I wouldn't think that it would matter where you export the DXF from as long as your view orientation is good. As far as the choices of settings, I think they are just different itterations of the AutoCAD file formats. You could try running through them to see if one of the formats ends up as "Vector" but I wouldn't hold out much hope.
You could try exporting as a PDF. Some vendors will work off of that. Check out this fomer post on ensuring the PDF ends up in a "Vector" format. https://forum.solidworks.com/message/71192#71192
If the Vendor you are working with won't take a PDF, there is a program called InkScape (http://inkscape.org/). It is essentially an Open Source (free!) equivalent to Adobe Illustrator. It has the ability to open a variety of formats (including DXF) and save them as Vector Images. I haven't used it with the DXF route before, but I have used it to convert bitmap files to vector formats.
Hope this helps.
The vendor I am using say they will accept PDFs as long as they're in vector format. I will try the suggestions outlined in the thread you have shared. Will also try downloading inkscape to play with as well.
hey this is old, but i just figured this out myself. I have a similar problems with out printers for our lebels and inlays. It works with both solids and sketches.
This may a bit late for you, but i thought i would post this hopeing it might help at least someone else. I find solidworks is really great for design labels and inlays for our equipment, but so far i have yet to find a printer (i mean a graphics company) that can open a solidworks file. Typically I have been sending our printer a pdf drawing and after many complaints by the printers we eventually get something acceptable. However today, as luck would have it, i needed to have another batch of machine name plates made up and I decided that i want to put this issue to bed once and for all. As it turns out, there is a way to export vectors form solidworks to illustrator. I did this with Illuistrator CS5. If you want to try it, you can download a 30 day trial from Adobe.

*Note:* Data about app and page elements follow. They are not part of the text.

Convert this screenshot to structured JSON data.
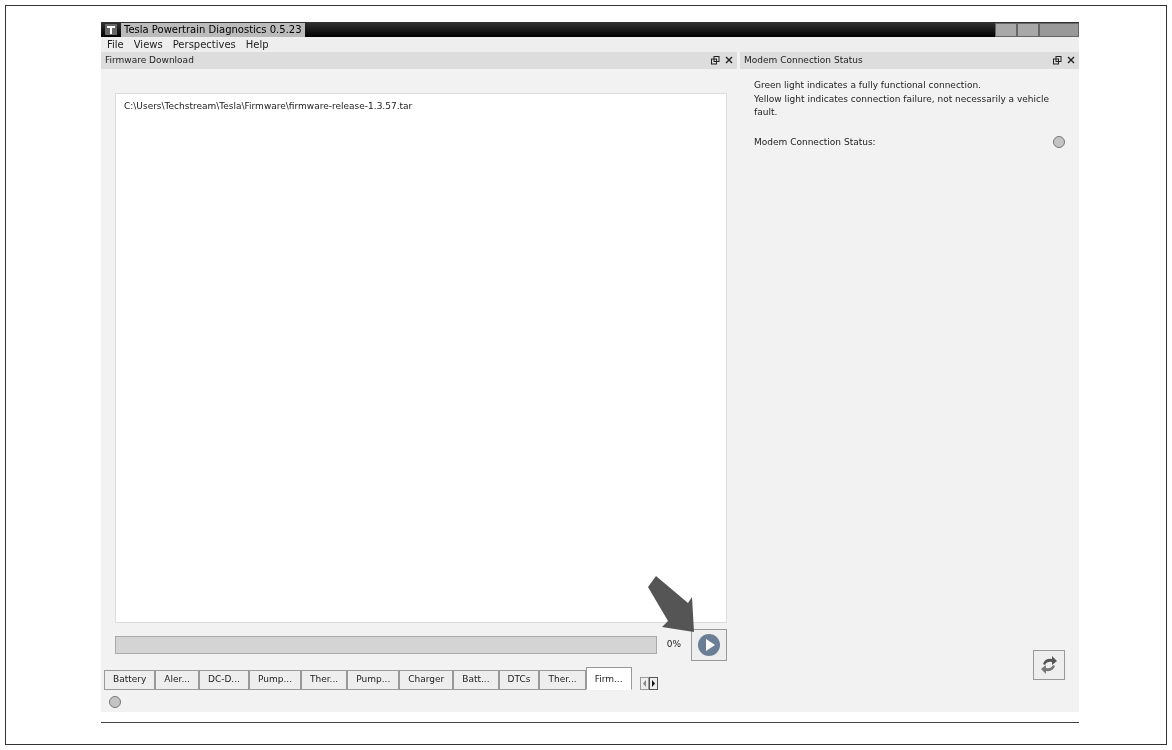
{
  "window": {
    "title": "Tesla Powertrain Diagnostics 0.5.23"
  },
  "menu": [
    "File",
    "Views",
    "Perspectives",
    "Help"
  ],
  "firmware_panel": {
    "title": "Firmware Download",
    "file_path": "C:\\Users\\Techstream\\Tesla\\Firmware\\firmware-release-1.3.57.tar",
    "progress": {
      "reading": "0%"
    }
  },
  "tabs": [
    {
      "label": "Battery",
      "selected": false
    },
    {
      "label": "Aler...",
      "selected": false
    },
    {
      "label": "DC-D...",
      "selected": false
    },
    {
      "label": "Pump...",
      "selected": false
    },
    {
      "label": "Ther...",
      "selected": false
    },
    {
      "label": "Pump...",
      "selected": false
    },
    {
      "label": "Charger",
      "selected": false
    },
    {
      "label": "Batt...",
      "selected": false
    },
    {
      "label": "DTCs",
      "selected": false
    },
    {
      "label": "Ther...",
      "selected": false
    },
    {
      "label": "Firm...",
      "selected": true
    }
  ],
  "status_light_on": false,
  "modem_panel": {
    "title": "Modem Connection Status",
    "notes": [
      "Green light indicates a fully functional connection.",
      "Yellow light indicates connection failure, not necessarily a vehicle fault."
    ],
    "status_label": "Modem Connection Status:",
    "light_on": false
  }
}
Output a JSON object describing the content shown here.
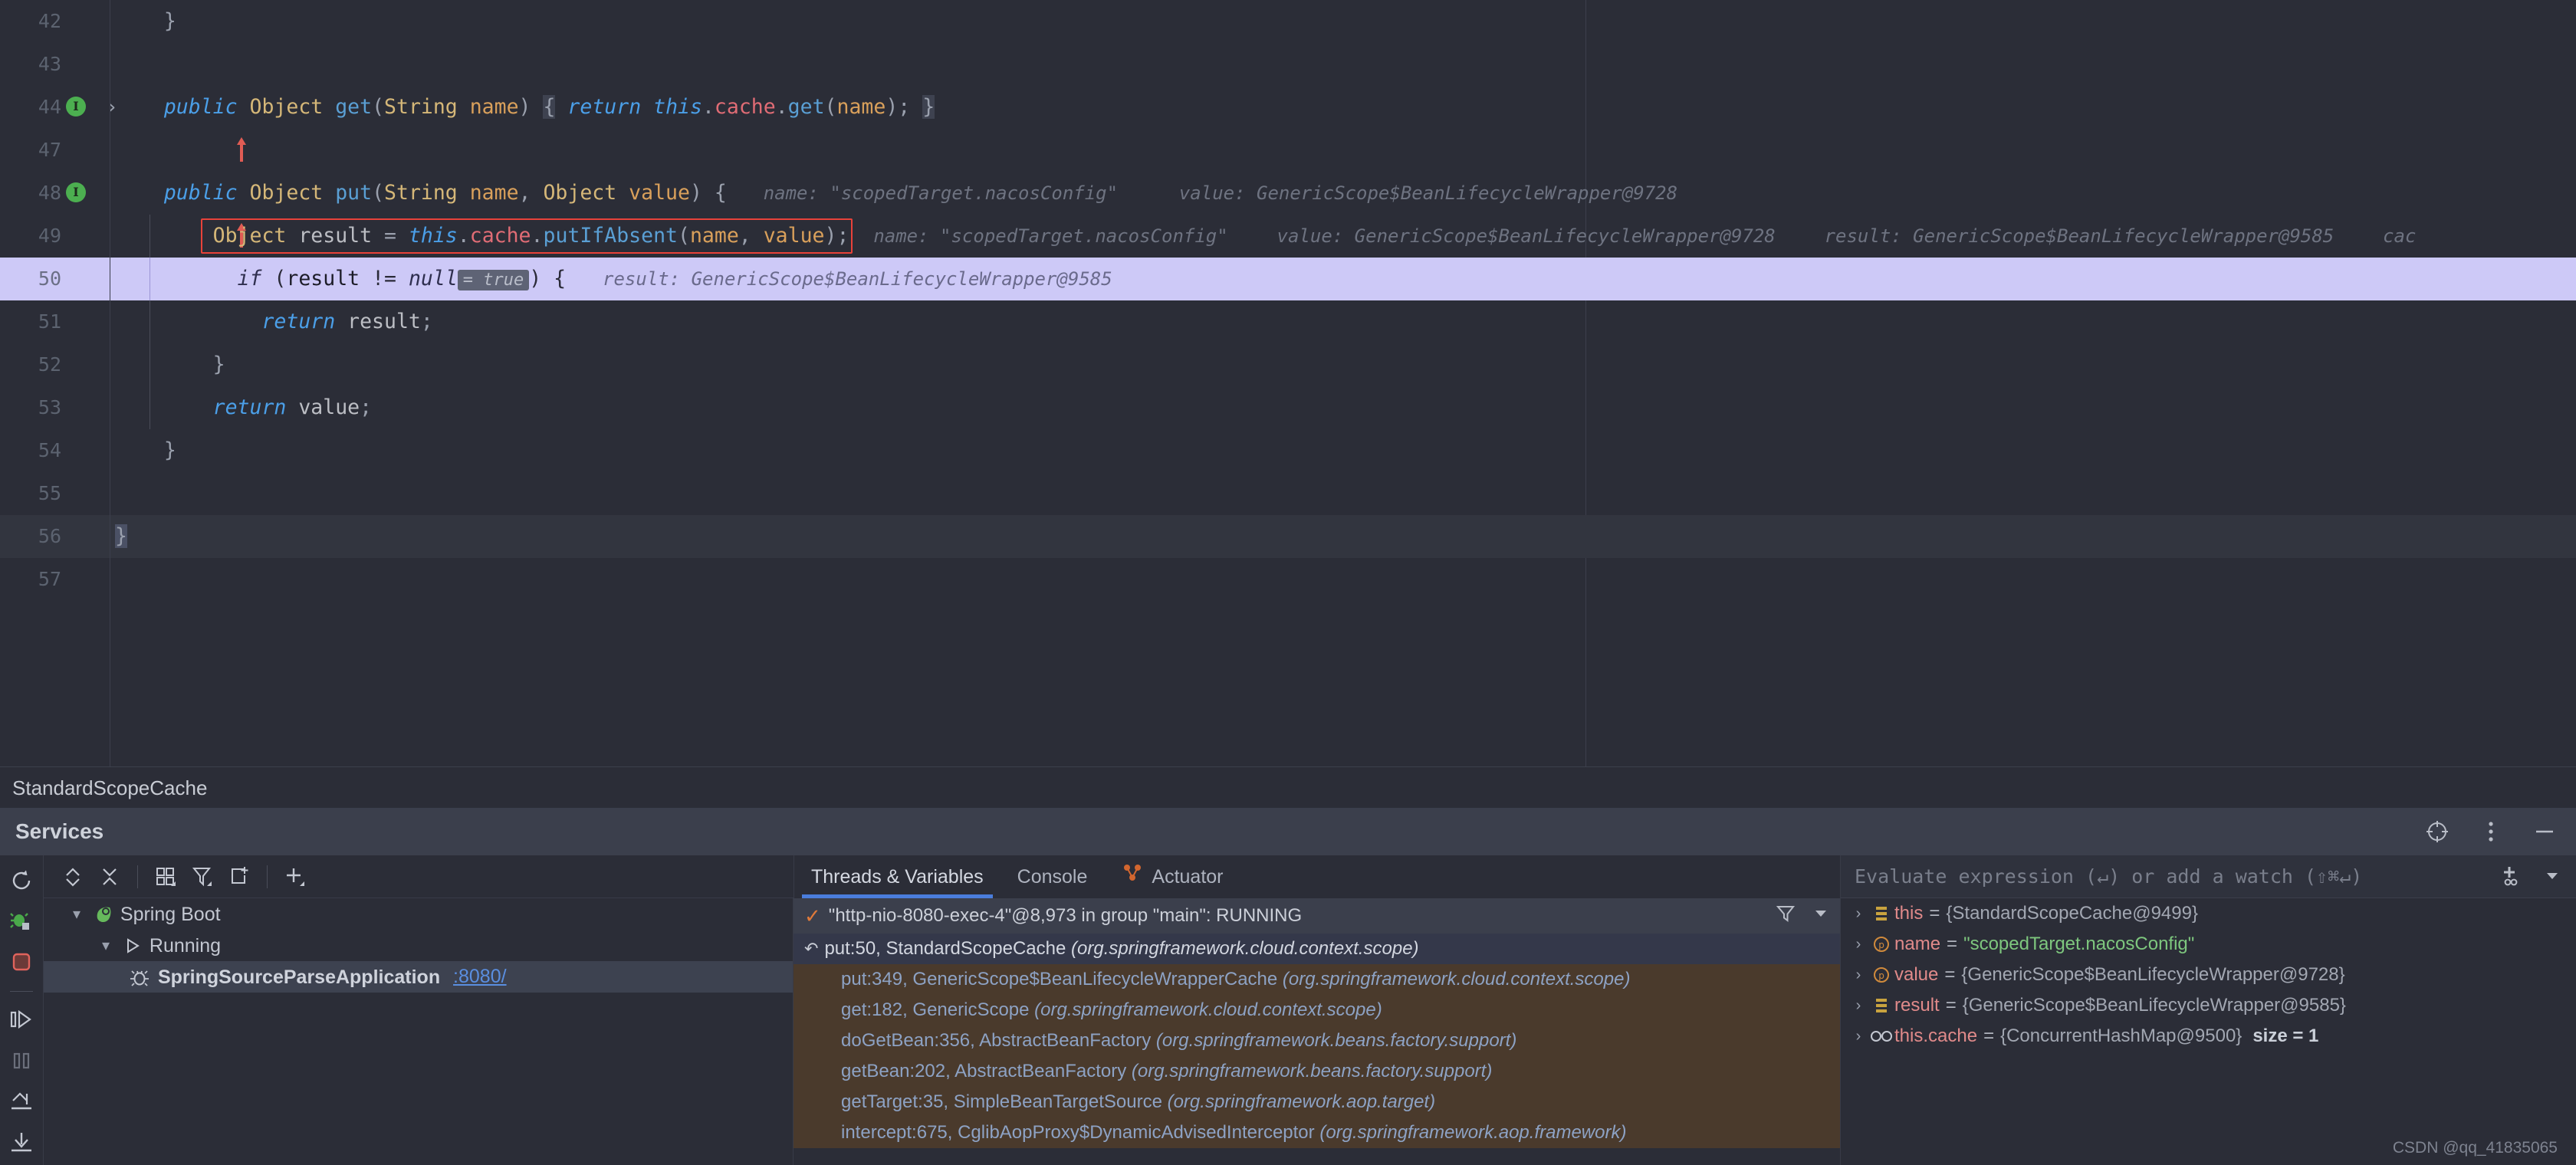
{
  "editor": {
    "breadcrumb": "StandardScopeCache",
    "lines": [
      {
        "num": "42",
        "text": "}"
      },
      {
        "num": "43",
        "text": ""
      },
      {
        "num": "44",
        "text": "public Object get(String name) { return this.cache.get(name); }"
      },
      {
        "num": "47",
        "text": ""
      },
      {
        "num": "48",
        "text": "public Object put(String name, Object value) {",
        "hints": [
          "name: \"scopedTarget.nacosConfig\"",
          "value: GenericScope$BeanLifecycleWrapper@9728"
        ]
      },
      {
        "num": "49",
        "text": "Object result = this.cache.putIfAbsent(name, value);",
        "hints": [
          "name: \"scopedTarget.nacosConfig\"",
          "value: GenericScope$BeanLifecycleWrapper@9728",
          "result: GenericScope$BeanLifecycleWrapper@9585",
          "cac"
        ]
      },
      {
        "num": "50",
        "text": "if (result != null) {",
        "inline_value": "= true",
        "hints": [
          "result: GenericScope$BeanLifecycleWrapper@9585"
        ]
      },
      {
        "num": "51",
        "text": "return result;"
      },
      {
        "num": "52",
        "text": "}"
      },
      {
        "num": "53",
        "text": "return value;"
      },
      {
        "num": "54",
        "text": "}"
      },
      {
        "num": "55",
        "text": ""
      },
      {
        "num": "56",
        "text": "}"
      },
      {
        "num": "57",
        "text": ""
      }
    ],
    "highlight_box_line": "49",
    "highlight_box_color": "#e8423a",
    "current_line": "50",
    "gutter_impl_label": "I"
  },
  "services": {
    "title": "Services",
    "header_icons": [
      "crosshair-icon",
      "more-vertical-icon",
      "minimize-icon"
    ],
    "debug_toolbar": [
      "rerun-icon",
      "debug-icon",
      "stop-icon",
      "resume-icon",
      "pause-icon",
      "step-out-icon",
      "step-into-icon"
    ],
    "tree_toolbar": [
      "expand-collapse-icon",
      "collapse-all-icon",
      "group-by-icon",
      "filter-icon",
      "add-tab-icon",
      "add-service-icon"
    ],
    "tree": [
      {
        "label": "Spring Boot",
        "indent": 0,
        "expanded": true,
        "icon": "spring-leaf-icon"
      },
      {
        "label": "Running",
        "indent": 1,
        "expanded": true,
        "icon": "run-triangle-icon"
      },
      {
        "label": "SpringSourceParseApplication",
        "indent": 2,
        "icon": "bug-icon",
        "link": ":8080/",
        "selected": true,
        "bold": true
      }
    ]
  },
  "debug": {
    "tabs": [
      {
        "label": "Threads & Variables",
        "active": true
      },
      {
        "label": "Console",
        "active": false
      },
      {
        "label": "Actuator",
        "active": false,
        "icon": "actuator-icon"
      }
    ],
    "thread_status": "\"http-nio-8080-exec-4\"@8,973 in group \"main\": RUNNING",
    "thread_bar_icons": [
      "filter-icon",
      "chevron-down-icon"
    ],
    "frames": [
      {
        "method": "put:50, StandardScopeCache",
        "pkg": "(org.springframework.cloud.context.scope)",
        "current": true
      },
      {
        "method": "put:349, GenericScope$BeanLifecycleWrapperCache",
        "pkg": "(org.springframework.cloud.context.scope)",
        "lib": true
      },
      {
        "method": "get:182, GenericScope",
        "pkg": "(org.springframework.cloud.context.scope)",
        "lib": true
      },
      {
        "method": "doGetBean:356, AbstractBeanFactory",
        "pkg": "(org.springframework.beans.factory.support)",
        "lib": true
      },
      {
        "method": "getBean:202, AbstractBeanFactory",
        "pkg": "(org.springframework.beans.factory.support)",
        "lib": true
      },
      {
        "method": "getTarget:35, SimpleBeanTargetSource",
        "pkg": "(org.springframework.aop.target)",
        "lib": true
      },
      {
        "method": "intercept:675, CglibAopProxy$DynamicAdvisedInterceptor",
        "pkg": "(org.springframework.aop.framework)",
        "lib": true
      }
    ],
    "watch_placeholder": "Evaluate expression (↵) or add a watch (⇧⌘↵)",
    "watch_icons": [
      "add-watch-icon",
      "chevron-down-icon"
    ],
    "variables": [
      {
        "name": "this",
        "value": "{StandardScopeCache@9499}",
        "icon": "field-icon",
        "type": "obj"
      },
      {
        "name": "name",
        "value": "\"scopedTarget.nacosConfig\"",
        "icon": "param-icon",
        "type": "str"
      },
      {
        "name": "value",
        "value": "{GenericScope$BeanLifecycleWrapper@9728}",
        "icon": "param-icon",
        "type": "obj"
      },
      {
        "name": "result",
        "value": "{GenericScope$BeanLifecycleWrapper@9585}",
        "icon": "field-icon",
        "type": "obj"
      },
      {
        "name": "this.cache",
        "value": "{ConcurrentHashMap@9500}",
        "icon": "watch-icon",
        "type": "obj",
        "extra": "size = 1"
      }
    ]
  },
  "watermark": "CSDN @qq_41835065"
}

Here are the steps:
1. Open your model file, and select "Save As" then ".dxf" file and select the "options" button. Here is where you can get in trouble. Illustrator says it can open 2006 and older files, but it doesn't at least when you export form solidworks. However it works perfectly if select R14 version. (other versions may work too, I didn't try them all). You will get another dialogue and i just select my view that i want and i'm done with the solidworks part.
2. now open illustrator, and open your file.
3. Now heres the second trick, don't click too quickly. after you select your file, a DXF/DWG option dialog will appear. Under scale, leave it at 100%, but below that, it defulats as 1 unit = 1 Point, you need to change that so that 1 unit = 1 inch. once you do that your image will appear. I then change my art pad to match the drawing size. Also, if this is something that is goign to be cut (ie a label), i usually move my border or cutting edges to another layer that I label as "cuts" and keep the graphics on a seperate layer. The only word of warning is that your text will be imported as splines instead of text. The other thing that i do is change the light weight to the smallest (i think .25pt). Then fill in my text as neccessary. Just be carefull when your editing because since its vector graphics, its real easy to drag an edge around.
Its pretty easy after you do it once of twice.